> Problem to solve:
Print every record exactly.

Data excerpts:

--------------------------------------------------

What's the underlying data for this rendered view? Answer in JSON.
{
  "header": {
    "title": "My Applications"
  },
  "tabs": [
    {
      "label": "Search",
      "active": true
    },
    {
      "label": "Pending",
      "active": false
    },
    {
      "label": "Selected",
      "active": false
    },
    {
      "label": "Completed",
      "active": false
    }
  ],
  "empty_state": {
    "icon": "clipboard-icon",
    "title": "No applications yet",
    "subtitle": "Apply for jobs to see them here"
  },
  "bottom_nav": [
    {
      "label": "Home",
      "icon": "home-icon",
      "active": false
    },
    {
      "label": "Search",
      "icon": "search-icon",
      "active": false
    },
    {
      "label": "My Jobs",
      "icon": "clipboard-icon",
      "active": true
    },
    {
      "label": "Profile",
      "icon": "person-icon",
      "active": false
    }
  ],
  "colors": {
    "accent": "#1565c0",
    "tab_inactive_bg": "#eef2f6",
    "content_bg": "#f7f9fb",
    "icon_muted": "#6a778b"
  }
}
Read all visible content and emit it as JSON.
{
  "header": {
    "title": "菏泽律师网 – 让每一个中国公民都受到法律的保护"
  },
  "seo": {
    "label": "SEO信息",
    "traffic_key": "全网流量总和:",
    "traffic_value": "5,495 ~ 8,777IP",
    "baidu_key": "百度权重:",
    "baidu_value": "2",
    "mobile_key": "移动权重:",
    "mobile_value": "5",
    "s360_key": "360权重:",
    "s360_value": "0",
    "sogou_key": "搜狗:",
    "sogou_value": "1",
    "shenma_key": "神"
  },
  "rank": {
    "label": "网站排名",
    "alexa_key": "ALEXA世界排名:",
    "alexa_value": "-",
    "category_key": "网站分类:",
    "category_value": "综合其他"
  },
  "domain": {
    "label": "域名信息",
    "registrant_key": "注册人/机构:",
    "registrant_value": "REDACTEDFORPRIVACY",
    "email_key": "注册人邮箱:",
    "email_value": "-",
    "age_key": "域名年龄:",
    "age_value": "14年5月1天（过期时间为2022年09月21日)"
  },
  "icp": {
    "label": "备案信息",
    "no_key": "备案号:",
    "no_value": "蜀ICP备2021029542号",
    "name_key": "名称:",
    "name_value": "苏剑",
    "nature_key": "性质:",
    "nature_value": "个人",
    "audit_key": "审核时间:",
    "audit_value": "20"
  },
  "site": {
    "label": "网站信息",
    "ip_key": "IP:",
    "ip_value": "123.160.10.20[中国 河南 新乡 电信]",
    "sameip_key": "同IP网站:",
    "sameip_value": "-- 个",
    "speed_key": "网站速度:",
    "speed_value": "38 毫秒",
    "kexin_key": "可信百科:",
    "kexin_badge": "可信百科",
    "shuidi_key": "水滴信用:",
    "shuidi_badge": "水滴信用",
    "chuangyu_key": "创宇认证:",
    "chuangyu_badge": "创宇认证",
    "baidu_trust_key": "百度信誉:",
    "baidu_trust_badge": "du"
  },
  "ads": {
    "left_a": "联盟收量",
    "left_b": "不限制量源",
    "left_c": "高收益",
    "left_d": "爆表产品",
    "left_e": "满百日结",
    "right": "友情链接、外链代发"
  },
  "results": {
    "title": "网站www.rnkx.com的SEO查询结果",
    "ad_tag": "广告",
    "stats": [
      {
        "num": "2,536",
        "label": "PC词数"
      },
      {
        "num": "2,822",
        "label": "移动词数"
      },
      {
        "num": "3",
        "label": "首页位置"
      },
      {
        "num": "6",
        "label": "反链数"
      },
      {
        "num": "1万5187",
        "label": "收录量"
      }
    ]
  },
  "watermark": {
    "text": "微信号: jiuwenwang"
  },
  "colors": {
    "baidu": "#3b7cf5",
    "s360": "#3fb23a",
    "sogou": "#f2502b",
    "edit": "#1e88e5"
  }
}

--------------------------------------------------

> Exercise response:
What's the underlying data for this rendered view? Answer in JSON.
{
  "header": {
    "title": "My Applications"
  },
  "tabs": [
    {
      "label": "Search",
      "active": true
    },
    {
      "label": "Pending",
      "active": false
    },
    {
      "label": "Selected",
      "active": false
    },
    {
      "label": "Completed",
      "active": false
    }
  ],
  "empty_state": {
    "icon": "clipboard-icon",
    "title": "No applications yet",
    "subtitle": "Apply for jobs to see them here"
  },
  "bottom_nav": [
    {
      "label": "Home",
      "icon": "home-icon",
      "active": false
    },
    {
      "label": "Search",
      "icon": "search-icon",
      "active": false
    },
    {
      "label": "My Jobs",
      "icon": "clipboard-icon",
      "active": true
    },
    {
      "label": "Profile",
      "icon": "person-icon",
      "active": false
    }
  ],
  "colors": {
    "accent": "#1565c0",
    "tab_inactive_bg": "#eef2f6",
    "content_bg": "#f7f9fb",
    "icon_muted": "#6a778b"
  }
}
Read all visible content and emit it as JSON.
{
  "header": {
    "title": "菏泽律师网 – 让每一个中国公民都受到法律的保护"
  },
  "seo": {
    "label": "SEO信息",
    "traffic_key": "全网流量总和:",
    "traffic_value": "5,495 ~ 8,777IP",
    "baidu_key": "百度权重:",
    "baidu_value": "2",
    "mobile_key": "移动权重:",
    "mobile_value": "5",
    "s360_key": "360权重:",
    "s360_value": "0",
    "sogou_key": "搜狗:",
    "sogou_value": "1",
    "shenma_key": "神"
  },
  "rank": {
    "label": "网站排名",
    "alexa_key": "ALEXA世界排名:",
    "alexa_value": "-",
    "category_key": "网站分类:",
    "category_value": "综合其他"
  },
  "domain": {
    "label": "域名信息",
    "registrant_key": "注册人/机构:",
    "registrant_value": "REDACTEDFORPRIVACY",
    "email_key": "注册人邮箱:",
    "email_value": "-",
    "age_key": "域名年龄:",
    "age_value": "14年5月1天（过期时间为2022年09月21日)"
  },
  "icp": {
    "label": "备案信息",
    "no_key": "备案号:",
    "no_value": "蜀ICP备2021029542号",
    "name_key": "名称:",
    "name_value": "苏剑",
    "nature_key": "性质:",
    "nature_value": "个人",
    "audit_key": "审核时间:",
    "audit_value": "20"
  },
  "site": {
    "label": "网站信息",
    "ip_key": "IP:",
    "ip_value": "123.160.10.20[中国 河南 新乡 电信]",
    "sameip_key": "同IP网站:",
    "sameip_value": "-- 个",
    "speed_key": "网站速度:",
    "speed_value": "38 毫秒",
    "kexin_key": "可信百科:",
    "kexin_badge": "可信百科",
    "shuidi_key": "水滴信用:",
    "shuidi_badge": "水滴信用",
    "chuangyu_key": "创宇认证:",
    "chuangyu_badge": "创宇认证",
    "baidu_trust_key": "百度信誉:",
    "baidu_trust_badge": "du"
  },
  "ads": {
    "left_a": "联盟收量",
    "left_b": "不限制量源",
    "left_c": "高收益",
    "left_d": "爆表产品",
    "left_e": "满百日结",
    "right": "友情链接、外链代发"
  },
  "results": {
    "title": "网站www.rnkx.com的SEO查询结果",
    "ad_tag": "广告",
    "stats": [
      {
        "num": "2,536",
        "label": "PC词数"
      },
      {
        "num": "2,822",
        "label": "移动词数"
      },
      {
        "num": "3",
        "label": "首页位置"
      },
      {
        "num": "6",
        "label": "反链数"
      },
      {
        "num": "1万5187",
        "label": "收录量"
      }
    ]
  },
  "watermark": {
    "text": "微信号: jiuwenwang"
  },
  "colors": {
    "baidu": "#3b7cf5",
    "s360": "#3fb23a",
    "sogou": "#f2502b",
    "edit": "#1e88e5"
  }
}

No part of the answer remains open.